Forever: University of Toronto Graduate Conference, May 15-16 2014
Best friends forever; been that way forever; nothing lasts forever; forever young. 'Forever' is ubiquitous in our cultural imagination. It finds its way into statements of intimacy and commitment, as well as statements of loss; it seems applicable both to the spiritual and the mundane; likewise to the very long and the ephemeral. 'Forever' comes up in discourses of religion, in manuscript and book history, and in medieval and early modern conceptions of time. In more contemporary developments we find forever implied in ideas of the 'end of history' or of the supposedly interminable nature of global capitalism, in ideas of life sentences and bodily modification, in the 'cruel optimism' Lauren Berlant ties to contemporary life narratives and health regimes (to say nothing of the pessimism of ongoing ecological debates), and in the continued resonance of the canon debates in humanities programs.

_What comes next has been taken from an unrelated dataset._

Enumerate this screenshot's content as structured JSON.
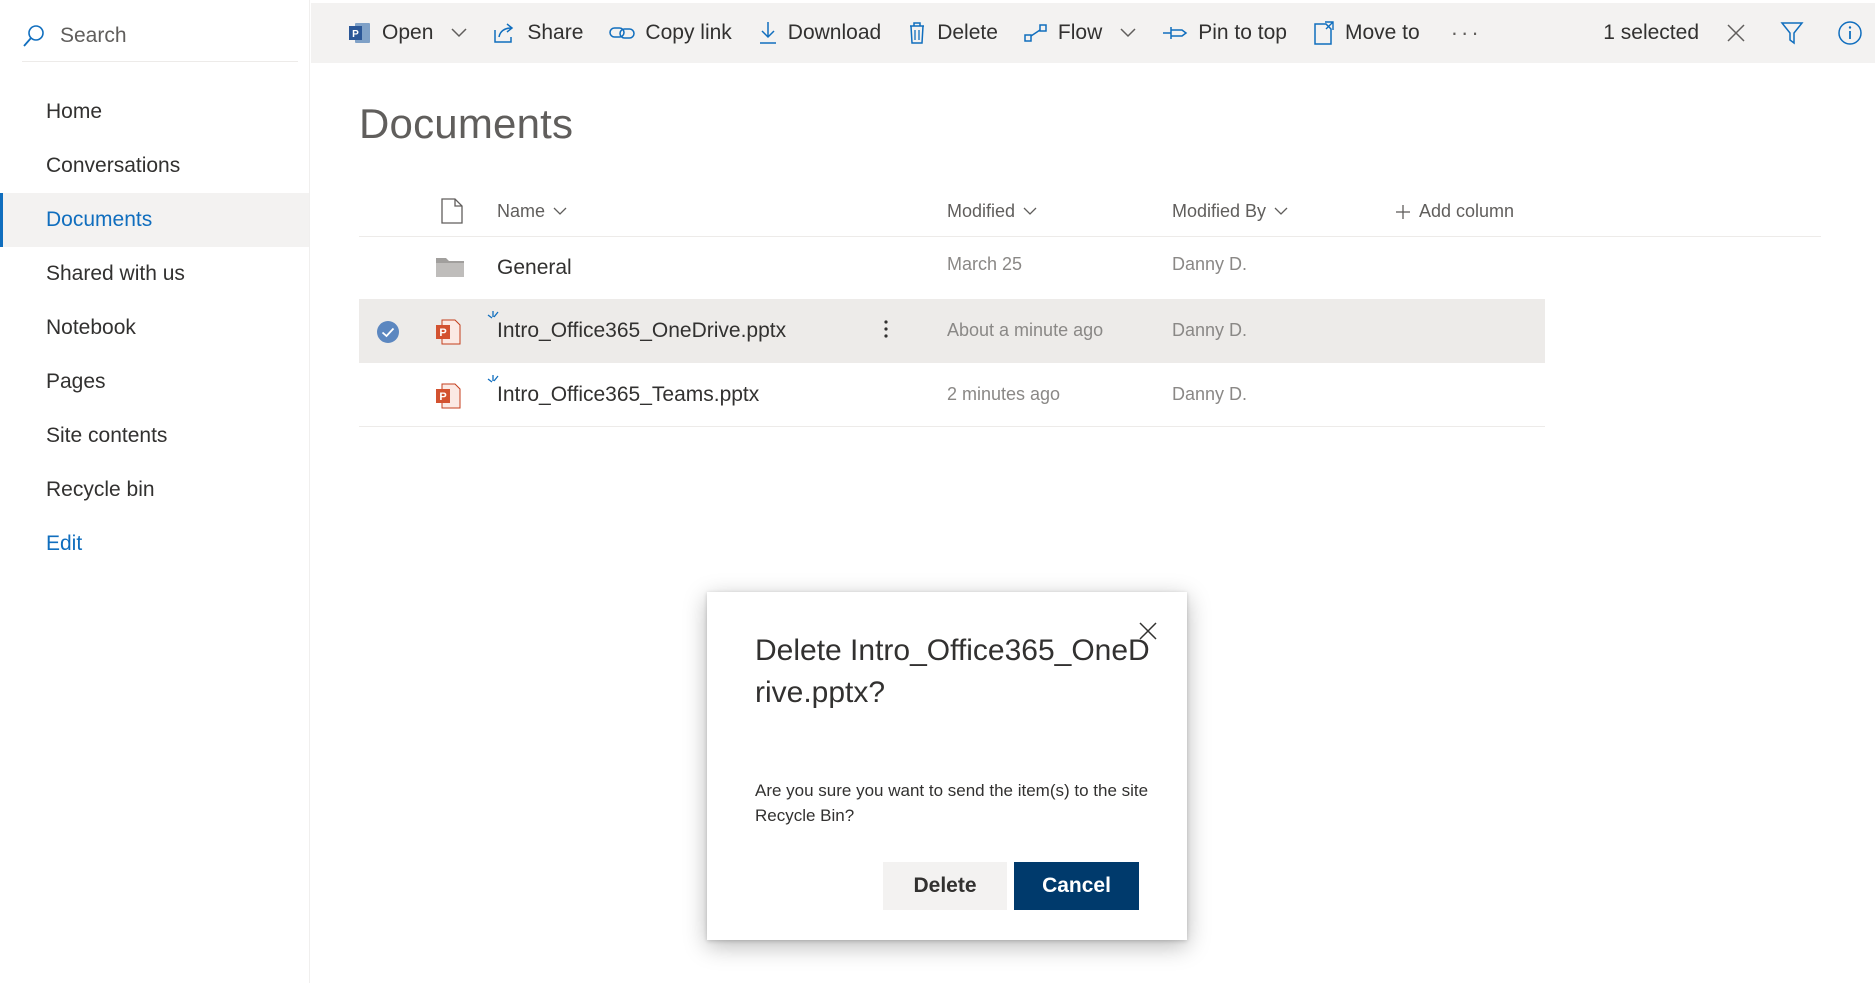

Overlying many of these concerns is a broader concern we have with forever's ubiquity today. We are daily faced with the idea that our actions produce permanent consequences. Is there something about the present moment that makes the appeal to (or the protest against) the idea of forever especially resonant? What, for instance, is forever's relationship to history? Is forever always affectively coded? Are its implications thinkable; and if so, to what kinds of concepts do they lend themselves? How do ideas of being 'forever young' in Western culture intersect with conceptions of biopolitical control? Forever is commonplace in social vows of all sorts; are its terms socially neutral? How can we negotiate emerging queer and transgender theories that challenge the conjectural permanence of heteronormative reproductive time? Is the notion of forever gendered, racialized, or stratified? Does the concept of forever do to historiography what colonial discourse did/does to historical thinking? What kinds of temporalities do forever's inclusion in our thinking lead us to adopt?
Subjects of interest might include:
Anti-colonial, decolonizing, and postcolonial engagements
Youth and aging
Marriage, friendship, and other vows
Memory, memorials, and monuments
Long texts (novels, poetry, film)
Conservation and conservatism
Terminal and chronic disease
Spatial or temporal notions of forever
Nostalgia and diaspora
Technology and data storage
Endings and finality
Queer and transgender time
Forgiveness and forgetting
This conference is interdisciplinary: we welcome submissions from a variety of fields, as well as from those outside of academia. Send an abstract (of up to 250 words) for your 20-minute presentation to email@example.com, with your name and institutional affiliation, if applicable.
Responses are due by March 1st, 2014